__Input data__:
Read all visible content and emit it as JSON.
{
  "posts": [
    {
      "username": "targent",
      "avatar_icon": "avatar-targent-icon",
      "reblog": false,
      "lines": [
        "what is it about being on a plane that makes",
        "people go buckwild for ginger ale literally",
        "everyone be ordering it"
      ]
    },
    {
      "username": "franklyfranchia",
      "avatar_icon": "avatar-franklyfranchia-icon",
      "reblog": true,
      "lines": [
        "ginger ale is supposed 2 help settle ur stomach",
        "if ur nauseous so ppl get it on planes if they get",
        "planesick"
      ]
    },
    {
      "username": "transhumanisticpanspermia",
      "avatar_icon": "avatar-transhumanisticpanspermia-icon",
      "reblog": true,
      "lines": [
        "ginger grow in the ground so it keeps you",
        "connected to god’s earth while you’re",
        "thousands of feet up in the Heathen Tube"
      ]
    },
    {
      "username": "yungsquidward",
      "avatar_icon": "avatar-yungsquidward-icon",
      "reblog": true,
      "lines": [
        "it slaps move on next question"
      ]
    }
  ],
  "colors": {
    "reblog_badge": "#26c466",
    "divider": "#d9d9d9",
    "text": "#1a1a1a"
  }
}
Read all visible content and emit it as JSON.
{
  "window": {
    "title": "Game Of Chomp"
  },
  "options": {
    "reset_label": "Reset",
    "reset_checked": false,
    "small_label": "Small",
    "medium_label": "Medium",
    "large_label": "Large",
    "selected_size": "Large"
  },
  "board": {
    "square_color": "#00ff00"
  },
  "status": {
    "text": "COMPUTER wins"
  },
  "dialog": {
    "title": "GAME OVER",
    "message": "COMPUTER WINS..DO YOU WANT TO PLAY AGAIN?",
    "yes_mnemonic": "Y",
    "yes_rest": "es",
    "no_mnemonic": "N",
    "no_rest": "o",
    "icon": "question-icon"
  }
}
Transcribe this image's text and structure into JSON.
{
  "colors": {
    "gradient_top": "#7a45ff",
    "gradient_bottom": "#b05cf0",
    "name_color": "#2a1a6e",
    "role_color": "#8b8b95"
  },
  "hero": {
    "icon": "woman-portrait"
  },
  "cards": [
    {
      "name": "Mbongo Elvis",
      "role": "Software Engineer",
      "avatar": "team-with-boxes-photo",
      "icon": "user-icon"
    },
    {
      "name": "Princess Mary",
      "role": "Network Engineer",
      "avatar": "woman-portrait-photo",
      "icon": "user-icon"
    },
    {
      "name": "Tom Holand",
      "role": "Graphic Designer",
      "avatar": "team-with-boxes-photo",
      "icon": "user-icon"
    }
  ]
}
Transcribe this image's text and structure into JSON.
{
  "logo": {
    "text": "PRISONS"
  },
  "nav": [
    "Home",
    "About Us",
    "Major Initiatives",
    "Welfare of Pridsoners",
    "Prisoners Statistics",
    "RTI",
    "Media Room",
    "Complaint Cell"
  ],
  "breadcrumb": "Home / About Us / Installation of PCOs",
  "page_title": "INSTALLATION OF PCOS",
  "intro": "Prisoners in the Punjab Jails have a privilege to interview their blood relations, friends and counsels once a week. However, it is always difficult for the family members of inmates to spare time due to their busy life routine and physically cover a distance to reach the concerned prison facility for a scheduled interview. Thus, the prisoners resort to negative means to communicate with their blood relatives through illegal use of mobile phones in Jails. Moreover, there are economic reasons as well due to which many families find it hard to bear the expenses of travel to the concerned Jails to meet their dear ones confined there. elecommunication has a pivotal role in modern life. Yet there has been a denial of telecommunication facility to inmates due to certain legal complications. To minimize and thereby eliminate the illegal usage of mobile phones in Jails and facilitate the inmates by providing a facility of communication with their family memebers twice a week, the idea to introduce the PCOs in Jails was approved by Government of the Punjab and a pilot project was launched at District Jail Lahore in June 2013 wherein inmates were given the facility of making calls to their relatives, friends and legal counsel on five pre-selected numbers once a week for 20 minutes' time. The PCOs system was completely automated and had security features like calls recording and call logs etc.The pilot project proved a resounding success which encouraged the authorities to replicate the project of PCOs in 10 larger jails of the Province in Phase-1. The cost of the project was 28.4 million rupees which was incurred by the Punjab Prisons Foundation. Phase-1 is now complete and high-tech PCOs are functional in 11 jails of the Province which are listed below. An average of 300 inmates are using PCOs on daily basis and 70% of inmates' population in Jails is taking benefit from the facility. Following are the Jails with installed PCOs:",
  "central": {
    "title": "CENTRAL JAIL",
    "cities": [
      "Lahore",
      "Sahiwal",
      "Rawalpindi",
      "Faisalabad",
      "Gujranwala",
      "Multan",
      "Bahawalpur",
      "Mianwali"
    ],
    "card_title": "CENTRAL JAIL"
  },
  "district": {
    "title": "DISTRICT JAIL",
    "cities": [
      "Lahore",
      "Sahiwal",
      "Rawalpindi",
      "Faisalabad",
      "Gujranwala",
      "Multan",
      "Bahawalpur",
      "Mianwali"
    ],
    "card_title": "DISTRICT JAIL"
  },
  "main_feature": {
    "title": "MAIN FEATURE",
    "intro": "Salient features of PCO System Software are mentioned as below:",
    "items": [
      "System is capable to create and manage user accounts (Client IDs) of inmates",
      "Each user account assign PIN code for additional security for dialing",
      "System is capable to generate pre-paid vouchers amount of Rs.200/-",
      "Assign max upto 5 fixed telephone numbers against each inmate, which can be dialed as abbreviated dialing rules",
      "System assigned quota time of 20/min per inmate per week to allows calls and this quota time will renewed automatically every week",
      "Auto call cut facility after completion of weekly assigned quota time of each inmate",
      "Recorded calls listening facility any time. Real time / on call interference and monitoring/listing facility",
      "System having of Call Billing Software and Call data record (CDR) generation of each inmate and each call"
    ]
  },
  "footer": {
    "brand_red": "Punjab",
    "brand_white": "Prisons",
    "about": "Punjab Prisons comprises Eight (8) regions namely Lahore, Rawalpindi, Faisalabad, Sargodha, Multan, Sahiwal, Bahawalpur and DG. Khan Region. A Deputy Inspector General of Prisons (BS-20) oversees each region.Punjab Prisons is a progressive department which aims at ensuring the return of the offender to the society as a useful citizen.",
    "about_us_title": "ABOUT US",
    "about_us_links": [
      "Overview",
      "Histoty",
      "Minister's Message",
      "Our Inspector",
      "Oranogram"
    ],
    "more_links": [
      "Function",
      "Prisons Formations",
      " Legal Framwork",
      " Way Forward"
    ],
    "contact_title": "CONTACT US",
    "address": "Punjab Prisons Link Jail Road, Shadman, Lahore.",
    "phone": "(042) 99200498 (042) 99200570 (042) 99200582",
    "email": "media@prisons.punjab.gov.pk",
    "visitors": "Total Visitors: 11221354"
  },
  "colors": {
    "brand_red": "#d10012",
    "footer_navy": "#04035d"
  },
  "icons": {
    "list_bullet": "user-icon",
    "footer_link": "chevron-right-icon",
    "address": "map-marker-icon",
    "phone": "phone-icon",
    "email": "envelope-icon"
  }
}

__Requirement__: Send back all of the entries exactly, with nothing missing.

__Finished exercise__:
Read all visible content and emit it as JSON.
{
  "posts": [
    {
      "username": "targent",
      "avatar_icon": "avatar-targent-icon",
      "reblog": false,
      "lines": [
        "what is it about being on a plane that makes",
        "people go buckwild for ginger ale literally",
        "everyone be ordering it"
      ]
    },
    {
      "username": "franklyfranchia",
      "avatar_icon": "avatar-franklyfranchia-icon",
      "reblog": true,
      "lines": [
        "ginger ale is supposed 2 help settle ur stomach",
        "if ur nauseous so ppl get it on planes if they get",
        "planesick"
      ]
    },
    {
      "username": "transhumanisticpanspermia",
      "avatar_icon": "avatar-transhumanisticpanspermia-icon",
      "reblog": true,
      "lines": [
        "ginger grow in the ground so it keeps you",
        "connected to god’s earth while you’re",
        "thousands of feet up in the Heathen Tube"
      ]
    },
    {
      "username": "yungsquidward",
      "avatar_icon": "avatar-yungsquidward-icon",
      "reblog": true,
      "lines": [
        "it slaps move on next question"
      ]
    }
  ],
  "colors": {
    "reblog_badge": "#26c466",
    "divider": "#d9d9d9",
    "text": "#1a1a1a"
  }
}
Read all visible content and emit it as JSON.
{
  "window": {
    "title": "Game Of Chomp"
  },
  "options": {
    "reset_label": "Reset",
    "reset_checked": false,
    "small_label": "Small",
    "medium_label": "Medium",
    "large_label": "Large",
    "selected_size": "Large"
  },
  "board": {
    "square_color": "#00ff00"
  },
  "status": {
    "text": "COMPUTER wins"
  },
  "dialog": {
    "title": "GAME OVER",
    "message": "COMPUTER WINS..DO YOU WANT TO PLAY AGAIN?",
    "yes_mnemonic": "Y",
    "yes_rest": "es",
    "no_mnemonic": "N",
    "no_rest": "o",
    "icon": "question-icon"
  }
}
Transcribe this image's text and structure into JSON.
{
  "colors": {
    "gradient_top": "#7a45ff",
    "gradient_bottom": "#b05cf0",
    "name_color": "#2a1a6e",
    "role_color": "#8b8b95"
  },
  "hero": {
    "icon": "woman-portrait"
  },
  "cards": [
    {
      "name": "Mbongo Elvis",
      "role": "Software Engineer",
      "avatar": "team-with-boxes-photo",
      "icon": "user-icon"
    },
    {
      "name": "Princess Mary",
      "role": "Network Engineer",
      "avatar": "woman-portrait-photo",
      "icon": "user-icon"
    },
    {
      "name": "Tom Holand",
      "role": "Graphic Designer",
      "avatar": "team-with-boxes-photo",
      "icon": "user-icon"
    }
  ]
}
Transcribe this image's text and structure into JSON.
{
  "logo": {
    "text": "PRISONS"
  },
  "nav": [
    "Home",
    "About Us",
    "Major Initiatives",
    "Welfare of Pridsoners",
    "Prisoners Statistics",
    "RTI",
    "Media Room",
    "Complaint Cell"
  ],
  "breadcrumb": "Home / About Us / Installation of PCOs",
  "page_title": "INSTALLATION OF PCOS",
  "intro": "Prisoners in the Punjab Jails have a privilege to interview their blood relations, friends and counsels once a week. However, it is always difficult for the family members of inmates to spare time due to their busy life routine and physically cover a distance to reach the concerned prison facility for a scheduled interview. Thus, the prisoners resort to negative means to communicate with their blood relatives through illegal use of mobile phones in Jails. Moreover, there are economic reasons as well due to which many families find it hard to bear the expenses of travel to the concerned Jails to meet their dear ones confined there. elecommunication has a pivotal role in modern life. Yet there has been a denial of telecommunication facility to inmates due to certain legal complications. To minimize and thereby eliminate the illegal usage of mobile phones in Jails and facilitate the inmates by providing a facility of communication with their family memebers twice a week, the idea to introduce the PCOs in Jails was approved by Government of the Punjab and a pilot project was launched at District Jail Lahore in June 2013 wherein inmates were given the facility of making calls to their relatives, friends and legal counsel on five pre-selected numbers once a week for 20 minutes' time. The PCOs system was completely automated and had security features like calls recording and call logs etc.The pilot project proved a resounding success which encouraged the authorities to replicate the project of PCOs in 10 larger jails of the Province in Phase-1. The cost of the project was 28.4 million rupees which was incurred by the Punjab Prisons Foundation. Phase-1 is now complete and high-tech PCOs are functional in 11 jails of the Province which are listed below. An average of 300 inmates are using PCOs on daily basis and 70% of inmates' population in Jails is taking benefit from the facility. Following are the Jails with installed PCOs:",
  "central": {
    "title": "CENTRAL JAIL",
    "cities": [
      "Lahore",
      "Sahiwal",
      "Rawalpindi",
      "Faisalabad",
      "Gujranwala",
      "Multan",
      "Bahawalpur",
      "Mianwali"
    ],
    "card_title": "CENTRAL JAIL"
  },
  "district": {
    "title": "DISTRICT JAIL",
    "cities": [
      "Lahore",
      "Sahiwal",
      "Rawalpindi",
      "Faisalabad",
      "Gujranwala",
      "Multan",
      "Bahawalpur",
      "Mianwali"
    ],
    "card_title": "DISTRICT JAIL"
  },
  "main_feature": {
    "title": "MAIN FEATURE",
    "intro": "Salient features of PCO System Software are mentioned as below:",
    "items": [
      "System is capable to create and manage user accounts (Client IDs) of inmates",
      "Each user account assign PIN code for additional security for dialing",
      "System is capable to generate pre-paid vouchers amount of Rs.200/-",
      "Assign max upto 5 fixed telephone numbers against each inmate, which can be dialed as abbreviated dialing rules",
      "System assigned quota time of 20/min per inmate per week to allows calls and this quota time will renewed automatically every week",
      "Auto call cut facility after completion of weekly assigned quota time of each inmate",
      "Recorded calls listening facility any time. Real time / on call interference and monitoring/listing facility",
      "System having of Call Billing Software and Call data record (CDR) generation of each inmate and each call"
    ]
  },
  "footer": {
    "brand_red": "Punjab",
    "brand_white": "Prisons",
    "about": "Punjab Prisons comprises Eight (8) regions namely Lahore, Rawalpindi, Faisalabad, Sargodha, Multan, Sahiwal, Bahawalpur and DG. Khan Region. A Deputy Inspector General of Prisons (BS-20) oversees each region.Punjab Prisons is a progressive department which aims at ensuring the return of the offender to the society as a useful citizen.",
    "about_us_title": "ABOUT US",
    "about_us_links": [
      "Overview",
      "Histoty",
      "Minister's Message",
      "Our Inspector",
      "Oranogram"
    ],
    "more_links": [
      "Function",
      "Prisons Formations",
      " Legal Framwork",
      " Way Forward"
    ],
    "contact_title": "CONTACT US",
    "address": "Punjab Prisons Link Jail Road, Shadman, Lahore.",
    "phone": "(042) 99200498 (042) 99200570 (042) 99200582",
    "email": "media@prisons.punjab.gov.pk",
    "visitors": "Total Visitors: 11221354"
  },
  "colors": {
    "brand_red": "#d10012",
    "footer_navy": "#04035d"
  },
  "icons": {
    "list_bullet": "user-icon",
    "footer_link": "chevron-right-icon",
    "address": "map-marker-icon",
    "phone": "phone-icon",
    "email": "envelope-icon"
  }
}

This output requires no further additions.